Appellants next argue that the district court erred in finding that appellants failed to file their motion in a timely fashion. Minn. Stat. § 117.105, subd. 2, permits a property owner to move to set aside the commissioners’ award if the commissioners’ report is not filed within the deadline set by the district court. The property owner has the burden to bring the motion and must do so “within a reasonable time” after the report is filed. City of Woodbury, 254 N.W.2d at 387. In City of Woodbury, the court found that the property owner failed to move to set aside the award within a reasonable time when the owner filed the motion 11 months after the commissioners issued their report. Id. at 387. No other cases have interpreted what constitutes a “reasonable time” in the context of section 117.105, subdivision 2. But what constitutes a “reasonable time” generally depends on the facts and circumstances of each case. Nathe Bros., Inc. v. Am. Nat’l Fire Ins. Co., 615 N.W.2d 341, 347 (Minn. 2000). Thus, our review again is limited to whether the record supports the district court’s findings.

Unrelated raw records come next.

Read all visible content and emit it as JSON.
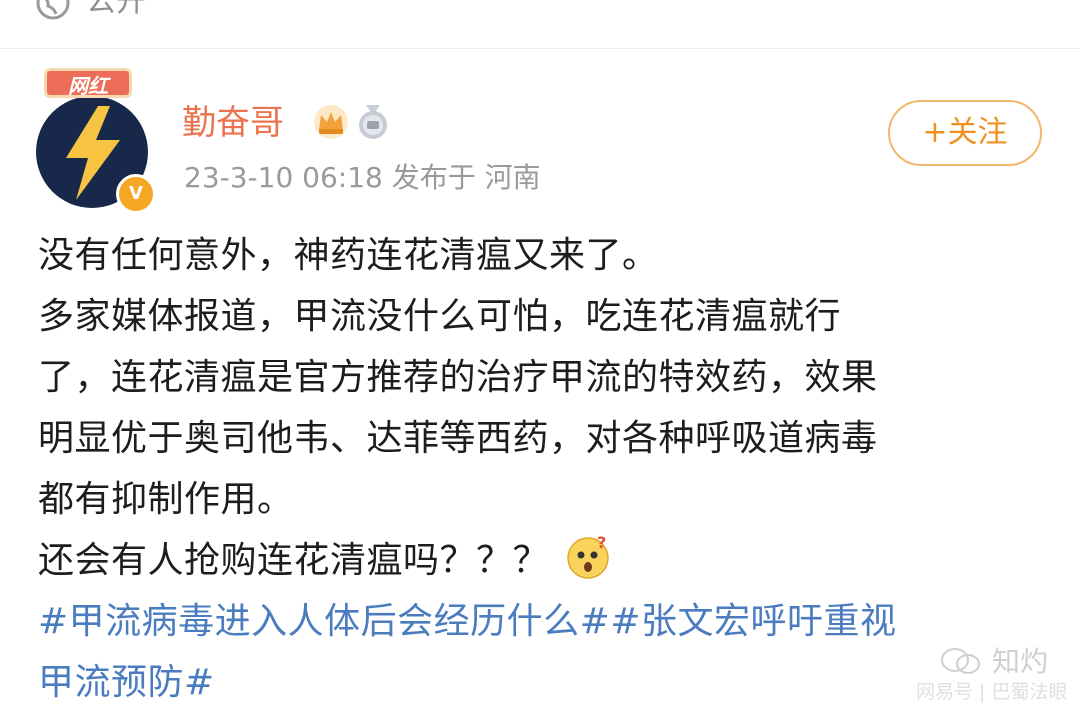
{
  "header": {
    "visibility_label": "公开"
  },
  "author": {
    "badge_tag": "网红",
    "verified_mark": "V",
    "name": "勤奋哥",
    "timestamp": "23-3-10 06:18",
    "location": "发布于 河南",
    "meta_line": "23-3-10 06:18  发布于 河南"
  },
  "follow_button": {
    "label": "+关注"
  },
  "post": {
    "lines": [
      "没有任何意外，神药连花清瘟又来了。",
      "多家媒体报道，甲流没什么可怕，吃连花清瘟就行",
      "了，连花清瘟是官方推荐的治疗甲流的特效药，效果",
      "明显优于奥司他韦、达菲等西药，对各种呼吸道病毒",
      "都有抑制作用。",
      "还会有人抢购连花清瘟吗？？？"
    ],
    "hashtag_lines": [
      "#甲流病毒进入人体后会经历什么##张文宏呼吁重视",
      "甲流预防#"
    ]
  },
  "watermark": {
    "top": "知灼",
    "bottom": "网易号 | 巴蜀法眼"
  },
  "colors": {
    "username": "#eb7350",
    "hashtag": "#4a7cbf",
    "follow": "#f09020",
    "meta": "#9a9a9a"
  }
}
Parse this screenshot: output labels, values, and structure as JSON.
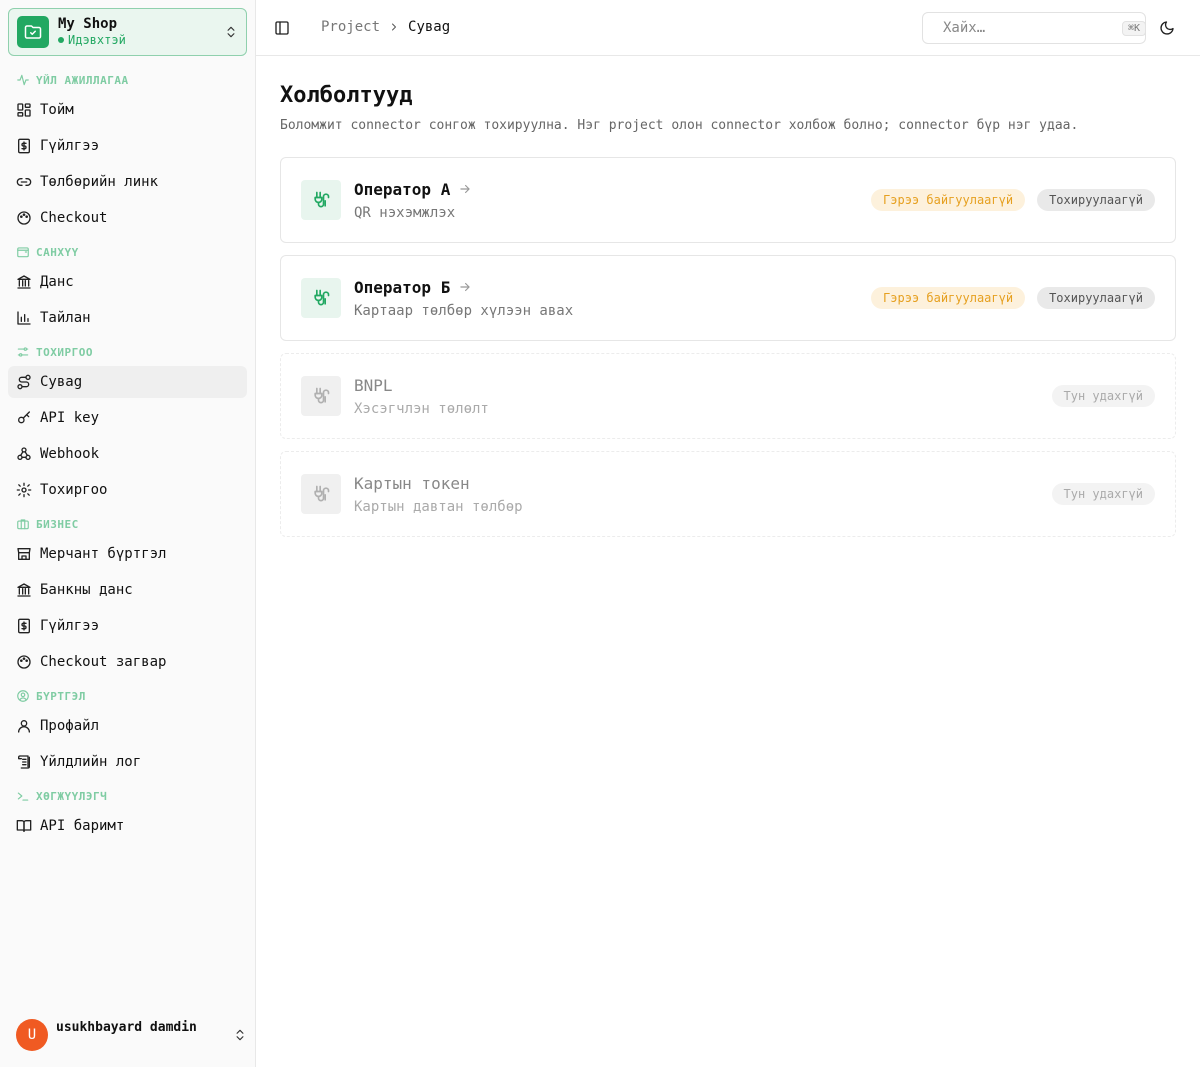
{
  "colors": {
    "accent": "#22a862",
    "warning": "#e6a020",
    "avatar": "#f05a22"
  },
  "shop": {
    "name": "My Shop",
    "status": "Идэвхтэй"
  },
  "sidebar": {
    "sections": [
      {
        "label": "ҮЙЛ АЖИЛЛАГАА",
        "icon": "activity-icon",
        "items": [
          {
            "label": "Тойм",
            "icon": "dashboard-icon"
          },
          {
            "label": "Гүйлгээ",
            "icon": "dollar-receipt-icon"
          },
          {
            "label": "Төлбөрийн линк",
            "icon": "link-icon"
          },
          {
            "label": "Checkout",
            "icon": "palette-icon"
          }
        ]
      },
      {
        "label": "САНХҮҮ",
        "icon": "wallet-icon",
        "items": [
          {
            "label": "Данс",
            "icon": "bank-icon"
          },
          {
            "label": "Тайлан",
            "icon": "chart-icon"
          }
        ]
      },
      {
        "label": "ТОХИРГОО",
        "icon": "sliders-icon",
        "items": [
          {
            "label": "Сувag",
            "icon": "route-icon",
            "active": true
          },
          {
            "label": "API key",
            "icon": "key-icon"
          },
          {
            "label": "Webhook",
            "icon": "webhook-icon"
          },
          {
            "label": "Тохиргоо",
            "icon": "gear-icon"
          }
        ]
      },
      {
        "label": "БИЗНЕС",
        "icon": "briefcase-icon",
        "items": [
          {
            "label": "Мерчант бүртгэл",
            "icon": "store-icon"
          },
          {
            "label": "Банкны данс",
            "icon": "bank-icon"
          },
          {
            "label": "Гүйлгээ",
            "icon": "dollar-receipt-icon"
          },
          {
            "label": "Checkout загвар",
            "icon": "palette-icon"
          }
        ]
      },
      {
        "label": "БҮРТГЭЛ",
        "icon": "user-circle-icon",
        "items": [
          {
            "label": "Профайл",
            "icon": "user-icon"
          },
          {
            "label": "Үйлдлийн лог",
            "icon": "scroll-icon"
          }
        ]
      },
      {
        "label": "ХӨГЖҮҮЛЭГЧ",
        "icon": "terminal-icon",
        "items": [
          {
            "label": "API баримт",
            "icon": "book-icon"
          }
        ]
      }
    ]
  },
  "user": {
    "initial": "U",
    "name": "usukhbayard damdin"
  },
  "header": {
    "breadcrumb": [
      "Project",
      "Сувag"
    ],
    "search_placeholder": "Хайх…",
    "search_shortcut": "⌘K"
  },
  "main": {
    "title": "Холболтууд",
    "description": "Боломжит connector сонгож тохируулна. Нэг project олон connector холбож болно; connector бүр нэг удаа.",
    "connectors": [
      {
        "title": "Оператор A",
        "subtitle": "QR нэхэмжлэх",
        "enabled": true,
        "badges": [
          "Гэрээ байгуулаагүй",
          "Тохируулаагүй"
        ]
      },
      {
        "title": "Оператор Б",
        "subtitle": "Картаар төлбөр хүлээн авах",
        "enabled": true,
        "badges": [
          "Гэрээ байгуулаагүй",
          "Тохируулаагүй"
        ]
      },
      {
        "title": "BNPL",
        "subtitle": "Хэсэгчлэн төлөлт",
        "enabled": false,
        "badges": [
          "Тун удахгүй"
        ]
      },
      {
        "title": "Картын токен",
        "subtitle": "Картын давтан төлбөр",
        "enabled": false,
        "badges": [
          "Тун удахгүй"
        ]
      }
    ]
  }
}
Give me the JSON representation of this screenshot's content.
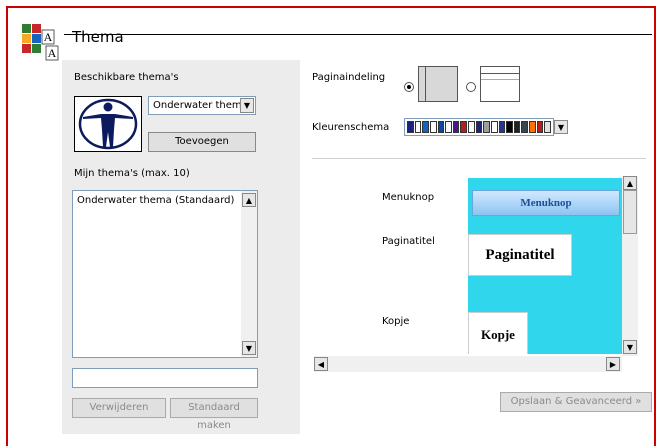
{
  "header": {
    "title": "Thema"
  },
  "left": {
    "available_label": "Beschikbare thema's",
    "theme_select_value": "Onderwater thema",
    "add_button": "Toevoegen",
    "my_themes_label": "Mijn thema's (max. 10)",
    "my_themes": [
      "Onderwater thema (Standaard)"
    ],
    "name_input_value": "",
    "remove_button": "Verwijderen",
    "default_button": "Standaard maken"
  },
  "right": {
    "layout_label": "Paginaindeling",
    "layout_selected": "left",
    "color_scheme_label": "Kleurenschema",
    "color_swatches": [
      "#1a237e",
      "#ffffff",
      "#1565c0",
      "#ffffff",
      "#0d47a1",
      "#ffffff",
      "#4a148c",
      "#b71c1c",
      "#ffffff",
      "#1a237e",
      "#9e9e9e",
      "#ffffff",
      "#283593",
      "#000000",
      "#212121",
      "#37474f",
      "#ff6f00",
      "#b71c1c",
      "#e0e0e0"
    ],
    "preview_labels": [
      "Menuknop",
      "Paginatitel",
      "Kopje"
    ],
    "preview": {
      "menu_button": "Menuknop",
      "page_title": "Paginatitel",
      "heading": "Kopje",
      "background": "#2fd6ec"
    },
    "save_button": "Opslaan & Geavanceerd »"
  }
}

Here, appellants moved to set aside the award approximately four months after the commissioners filed their report and after appellants discovered that they had not perfected their appeal. As the district court noted, the timing suggests that appellants filed the motion to set aside the award as a means of challenging the award rather than to contest the timeliness of the report. While this four-month delay is considerably less than the 11-month delay in City of Woodbury, it nevertheless represents a lengthy delay in the context of chapter 117. While not governing, Minn. Stat. § 117.145 (2000) is instructive in that it requires property owners to appeal an award within 40 days after its filing. Appellants contend that some people might not find their delay “unreasonable,” but this does not refute the court’s finding that it was unreasonable in this case. See Minn. R. Civ. P. 52.01 (stating that factual findings are reversed only if clearly erroneous). In light of our deferential standard of review, we conclude that the district court did not clearly err in finding that appellants failed to move to set aside the award within a reasonable time.
Because we find that the record supports the denial of appellants’ motion on the grounds that the commissioners had cause to file the report late and that appellants’ motion was untimely, we decline to address appellants’ argument that the court erred in denying the motion on the basis that appellants waived their right to bring the motion. See Doan v. Medtronic, Inc., 560 N.W.2d 100, 107 (Minn. App. 1997), review denied (Minn. May 14, 1997) (declining to address other grounds supporting the trial court’s directed verdict after concluding that one sufficiently supported the court’s ruling).